* _DIRECTIONS_: Report every line of the data that includes "frei".

* _RECORDED INFORMATION_:
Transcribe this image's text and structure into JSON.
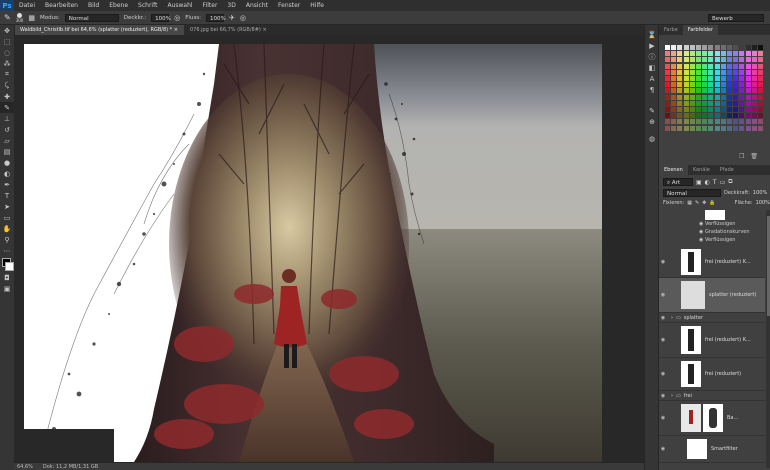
{
  "app": {
    "logo": "Ps"
  },
  "menu": [
    "Datei",
    "Bearbeiten",
    "Bild",
    "Ebene",
    "Schrift",
    "Auswahl",
    "Filter",
    "3D",
    "Ansicht",
    "Fenster",
    "Hilfe"
  ],
  "options": {
    "brush_size": "300",
    "mode_label": "Modus:",
    "mode_value": "Normal",
    "opacity_label": "Deckkr.:",
    "opacity_value": "100%",
    "flow_label": "Fluss:",
    "flow_value": "100%",
    "workspace": "Bewerb"
  },
  "tabs": [
    {
      "label": "Waldbild_Christlb.tif bei 64,6% (splatter (reduziert), RGB/8) *",
      "active": true
    },
    {
      "label": "076.jpg bei 66,7% (RGB/8#)",
      "active": false
    }
  ],
  "status": {
    "zoom": "64,6%",
    "doc": "Dok: 11,2 MB/1,31 GB"
  },
  "panels": {
    "swatch_tabs": [
      "Farbe",
      "Farbfelder"
    ],
    "layer_tabs": [
      "Ebenen",
      "Kanäle",
      "Pfade"
    ],
    "filter_kind": "Art",
    "blend_mode": "Normal",
    "opacity_label": "Deckkraft:",
    "opacity_value": "100%",
    "lock_label": "Fixieren:",
    "fill_label": "Fläche:",
    "fill_value": "100%"
  },
  "layers": {
    "fx": [
      "Verflüssigen",
      "Gradationskurven",
      "Verflüssigen"
    ],
    "items": [
      {
        "name": "frei (reduziert) K..."
      },
      {
        "name": "splatter (reduziert)"
      },
      {
        "name": "splatter"
      },
      {
        "name": "frei (reduziert) K..."
      },
      {
        "name": "frei (reduziert)"
      },
      {
        "name": "frei"
      },
      {
        "name": "Ba..."
      },
      {
        "name": "Smartfilter"
      }
    ]
  },
  "colors": {
    "ui_dark": "#2f2f2f",
    "ui_panel": "#404040",
    "accent": "#31a8ff"
  }
}
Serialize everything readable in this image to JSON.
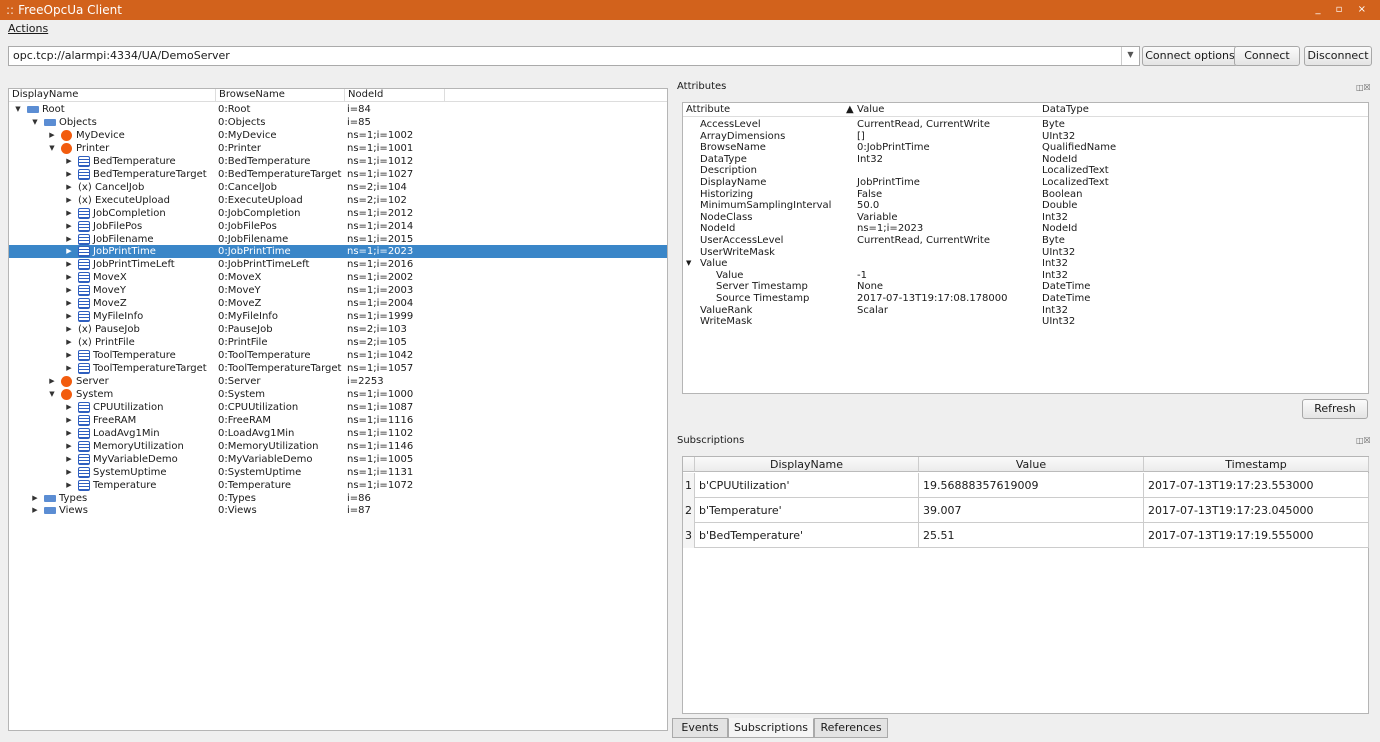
{
  "window": {
    "title": "FreeOpcUa Client",
    "controls": "_ ▫ ×"
  },
  "menu": {
    "actions": "Actions"
  },
  "connection": {
    "url": "opc.tcp://alarmpi:4334/UA/DemoServer",
    "connect_options": "Connect options",
    "connect": "Connect",
    "disconnect": "Disconnect"
  },
  "tree": {
    "headers": [
      "DisplayName",
      "BrowseName",
      "NodeId"
    ],
    "rows": [
      {
        "name": "Root",
        "browse": "0:Root",
        "id": "i=84",
        "lvl": 0,
        "icon": "folder",
        "exp": "open"
      },
      {
        "name": "Objects",
        "browse": "0:Objects",
        "id": "i=85",
        "lvl": 1,
        "icon": "folder",
        "exp": "open"
      },
      {
        "name": "MyDevice",
        "browse": "0:MyDevice",
        "id": "ns=1;i=1002",
        "lvl": 2,
        "icon": "object",
        "exp": "closed"
      },
      {
        "name": "Printer",
        "browse": "0:Printer",
        "id": "ns=1;i=1001",
        "lvl": 2,
        "icon": "object",
        "exp": "open"
      },
      {
        "name": "BedTemperature",
        "browse": "0:BedTemperature",
        "id": "ns=1;i=1012",
        "lvl": 3,
        "icon": "variable",
        "exp": "closed"
      },
      {
        "name": "BedTemperatureTarget",
        "browse": "0:BedTemperatureTarget",
        "id": "ns=1;i=1027",
        "lvl": 3,
        "icon": "variable",
        "exp": "closed"
      },
      {
        "name": "CancelJob",
        "browse": "0:CancelJob",
        "id": "ns=2;i=104",
        "lvl": 3,
        "icon": "method",
        "exp": "closed"
      },
      {
        "name": "ExecuteUpload",
        "browse": "0:ExecuteUpload",
        "id": "ns=2;i=102",
        "lvl": 3,
        "icon": "method",
        "exp": "closed"
      },
      {
        "name": "JobCompletion",
        "browse": "0:JobCompletion",
        "id": "ns=1;i=2012",
        "lvl": 3,
        "icon": "variable",
        "exp": "closed"
      },
      {
        "name": "JobFilePos",
        "browse": "0:JobFilePos",
        "id": "ns=1;i=2014",
        "lvl": 3,
        "icon": "variable",
        "exp": "closed"
      },
      {
        "name": "JobFilename",
        "browse": "0:JobFilename",
        "id": "ns=1;i=2015",
        "lvl": 3,
        "icon": "variable",
        "exp": "closed"
      },
      {
        "name": "JobPrintTime",
        "browse": "0:JobPrintTime",
        "id": "ns=1;i=2023",
        "lvl": 3,
        "icon": "variable",
        "exp": "closed",
        "selected": true
      },
      {
        "name": "JobPrintTimeLeft",
        "browse": "0:JobPrintTimeLeft",
        "id": "ns=1;i=2016",
        "lvl": 3,
        "icon": "variable",
        "exp": "closed"
      },
      {
        "name": "MoveX",
        "browse": "0:MoveX",
        "id": "ns=1;i=2002",
        "lvl": 3,
        "icon": "variable",
        "exp": "closed"
      },
      {
        "name": "MoveY",
        "browse": "0:MoveY",
        "id": "ns=1;i=2003",
        "lvl": 3,
        "icon": "variable",
        "exp": "closed"
      },
      {
        "name": "MoveZ",
        "browse": "0:MoveZ",
        "id": "ns=1;i=2004",
        "lvl": 3,
        "icon": "variable",
        "exp": "closed"
      },
      {
        "name": "MyFileInfo",
        "browse": "0:MyFileInfo",
        "id": "ns=1;i=1999",
        "lvl": 3,
        "icon": "variable",
        "exp": "closed"
      },
      {
        "name": "PauseJob",
        "browse": "0:PauseJob",
        "id": "ns=2;i=103",
        "lvl": 3,
        "icon": "method",
        "exp": "closed"
      },
      {
        "name": "PrintFile",
        "browse": "0:PrintFile",
        "id": "ns=2;i=105",
        "lvl": 3,
        "icon": "method",
        "exp": "closed"
      },
      {
        "name": "ToolTemperature",
        "browse": "0:ToolTemperature",
        "id": "ns=1;i=1042",
        "lvl": 3,
        "icon": "variable",
        "exp": "closed"
      },
      {
        "name": "ToolTemperatureTarget",
        "browse": "0:ToolTemperatureTarget",
        "id": "ns=1;i=1057",
        "lvl": 3,
        "icon": "variable",
        "exp": "closed"
      },
      {
        "name": "Server",
        "browse": "0:Server",
        "id": "i=2253",
        "lvl": 2,
        "icon": "object",
        "exp": "closed"
      },
      {
        "name": "System",
        "browse": "0:System",
        "id": "ns=1;i=1000",
        "lvl": 2,
        "icon": "object",
        "exp": "open"
      },
      {
        "name": "CPUUtilization",
        "browse": "0:CPUUtilization",
        "id": "ns=1;i=1087",
        "lvl": 3,
        "icon": "variable",
        "exp": "closed"
      },
      {
        "name": "FreeRAM",
        "browse": "0:FreeRAM",
        "id": "ns=1;i=1116",
        "lvl": 3,
        "icon": "variable",
        "exp": "closed"
      },
      {
        "name": "LoadAvg1Min",
        "browse": "0:LoadAvg1Min",
        "id": "ns=1;i=1102",
        "lvl": 3,
        "icon": "variable",
        "exp": "closed"
      },
      {
        "name": "MemoryUtilization",
        "browse": "0:MemoryUtilization",
        "id": "ns=1;i=1146",
        "lvl": 3,
        "icon": "variable",
        "exp": "closed"
      },
      {
        "name": "MyVariableDemo",
        "browse": "0:MyVariableDemo",
        "id": "ns=1;i=1005",
        "lvl": 3,
        "icon": "variable",
        "exp": "closed"
      },
      {
        "name": "SystemUptime",
        "browse": "0:SystemUptime",
        "id": "ns=1;i=1131",
        "lvl": 3,
        "icon": "variable",
        "exp": "closed"
      },
      {
        "name": "Temperature",
        "browse": "0:Temperature",
        "id": "ns=1;i=1072",
        "lvl": 3,
        "icon": "variable",
        "exp": "closed"
      },
      {
        "name": "Types",
        "browse": "0:Types",
        "id": "i=86",
        "lvl": 1,
        "icon": "folder",
        "exp": "closed"
      },
      {
        "name": "Views",
        "browse": "0:Views",
        "id": "i=87",
        "lvl": 1,
        "icon": "folder",
        "exp": "closed"
      }
    ]
  },
  "attributes": {
    "title": "Attributes",
    "headers": [
      "Attribute",
      "Value",
      "DataType"
    ],
    "rows": [
      {
        "attr": "AccessLevel",
        "value": "CurrentRead, CurrentWrite",
        "type": "Byte",
        "lvl": 0
      },
      {
        "attr": "ArrayDimensions",
        "value": "[]",
        "type": "UInt32",
        "lvl": 0
      },
      {
        "attr": "BrowseName",
        "value": "0:JobPrintTime",
        "type": "QualifiedName",
        "lvl": 0
      },
      {
        "attr": "DataType",
        "value": "Int32",
        "type": "NodeId",
        "lvl": 0
      },
      {
        "attr": "Description",
        "value": "",
        "type": "LocalizedText",
        "lvl": 0
      },
      {
        "attr": "DisplayName",
        "value": "JobPrintTime",
        "type": "LocalizedText",
        "lvl": 0
      },
      {
        "attr": "Historizing",
        "value": "False",
        "type": "Boolean",
        "lvl": 0
      },
      {
        "attr": "MinimumSamplingInterval",
        "value": "50.0",
        "type": "Double",
        "lvl": 0
      },
      {
        "attr": "NodeClass",
        "value": "Variable",
        "type": "Int32",
        "lvl": 0
      },
      {
        "attr": "NodeId",
        "value": "ns=1;i=2023",
        "type": "NodeId",
        "lvl": 0
      },
      {
        "attr": "UserAccessLevel",
        "value": "CurrentRead, CurrentWrite",
        "type": "Byte",
        "lvl": 0
      },
      {
        "attr": "UserWriteMask",
        "value": "",
        "type": "UInt32",
        "lvl": 0
      },
      {
        "attr": "Value",
        "value": "",
        "type": "Int32",
        "lvl": 0,
        "expandable": true
      },
      {
        "attr": "Value",
        "value": "-1",
        "type": "Int32",
        "lvl": 1
      },
      {
        "attr": "Server Timestamp",
        "value": "None",
        "type": "DateTime",
        "lvl": 1
      },
      {
        "attr": "Source Timestamp",
        "value": "2017-07-13T19:17:08.178000",
        "type": "DateTime",
        "lvl": 1
      },
      {
        "attr": "ValueRank",
        "value": "Scalar",
        "type": "Int32",
        "lvl": 0
      },
      {
        "attr": "WriteMask",
        "value": "",
        "type": "UInt32",
        "lvl": 0
      }
    ],
    "refresh": "Refresh"
  },
  "subscriptions": {
    "title": "Subscriptions",
    "headers": [
      "DisplayName",
      "Value",
      "Timestamp"
    ],
    "rows": [
      {
        "n": "1",
        "name": "b'CPUUtilization'",
        "value": "19.56888357619009",
        "ts": "2017-07-13T19:17:23.553000"
      },
      {
        "n": "2",
        "name": "b'Temperature'",
        "value": "39.007",
        "ts": "2017-07-13T19:17:23.045000"
      },
      {
        "n": "3",
        "name": "b'BedTemperature'",
        "value": "25.51",
        "ts": "2017-07-13T19:17:19.555000"
      }
    ]
  },
  "tabs": [
    "Events",
    "Subscriptions",
    "References"
  ]
}
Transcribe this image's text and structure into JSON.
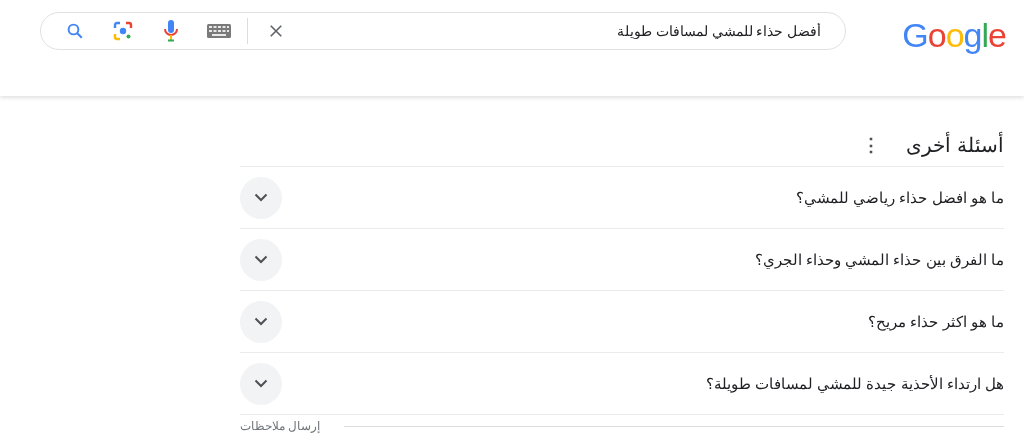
{
  "logo": "Google",
  "search": {
    "value": "أفضل حذاء للمشي لمسافات طويلة"
  },
  "section": {
    "title": "أسئلة أخرى",
    "menu": "⋮"
  },
  "questions": [
    {
      "text": "ما هو افضل حذاء رياضي للمشي؟",
      "expanded": false
    },
    {
      "text": "ما الفرق بين حذاء المشي وحذاء الجري؟",
      "expanded": false
    },
    {
      "text": "ما هو اكثر حذاء مريح؟",
      "expanded": false
    },
    {
      "text": "هل ارتداء الأحذية جيدة للمشي لمسافات طويلة؟",
      "expanded": false
    }
  ],
  "feedback": "إرسال ملاحظات"
}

* _WRITTEN SOLUTION_:
        "name": "frei (reduziert) K..."
        "name": "frei (reduziert) K..."
        "name": "frei (reduziert)"
        "name": "frei"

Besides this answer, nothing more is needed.